INSTRUCTIONS TO FOLLOW:
Among the entries below, how many lines contain the string "amount"? Only the number is wanted.

Collection entries
......
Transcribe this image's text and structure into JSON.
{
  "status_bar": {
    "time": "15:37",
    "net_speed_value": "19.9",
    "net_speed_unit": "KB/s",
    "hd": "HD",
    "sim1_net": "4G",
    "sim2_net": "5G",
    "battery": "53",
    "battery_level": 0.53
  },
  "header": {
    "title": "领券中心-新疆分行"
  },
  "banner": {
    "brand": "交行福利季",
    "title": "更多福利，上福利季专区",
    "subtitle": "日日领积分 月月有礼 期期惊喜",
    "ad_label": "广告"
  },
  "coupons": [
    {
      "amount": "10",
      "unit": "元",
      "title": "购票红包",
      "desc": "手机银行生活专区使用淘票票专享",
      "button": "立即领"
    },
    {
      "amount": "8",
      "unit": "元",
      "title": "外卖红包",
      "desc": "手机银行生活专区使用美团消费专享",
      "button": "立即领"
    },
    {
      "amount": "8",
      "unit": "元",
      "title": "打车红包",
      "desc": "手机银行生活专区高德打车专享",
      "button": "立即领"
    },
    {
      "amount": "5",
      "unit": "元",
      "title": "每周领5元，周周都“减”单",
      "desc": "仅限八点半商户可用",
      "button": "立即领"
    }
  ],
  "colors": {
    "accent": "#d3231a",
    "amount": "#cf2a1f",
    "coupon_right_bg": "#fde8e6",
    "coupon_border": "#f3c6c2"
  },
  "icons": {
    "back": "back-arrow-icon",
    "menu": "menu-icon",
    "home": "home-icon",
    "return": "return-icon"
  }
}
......
COMPLETED TASK:
5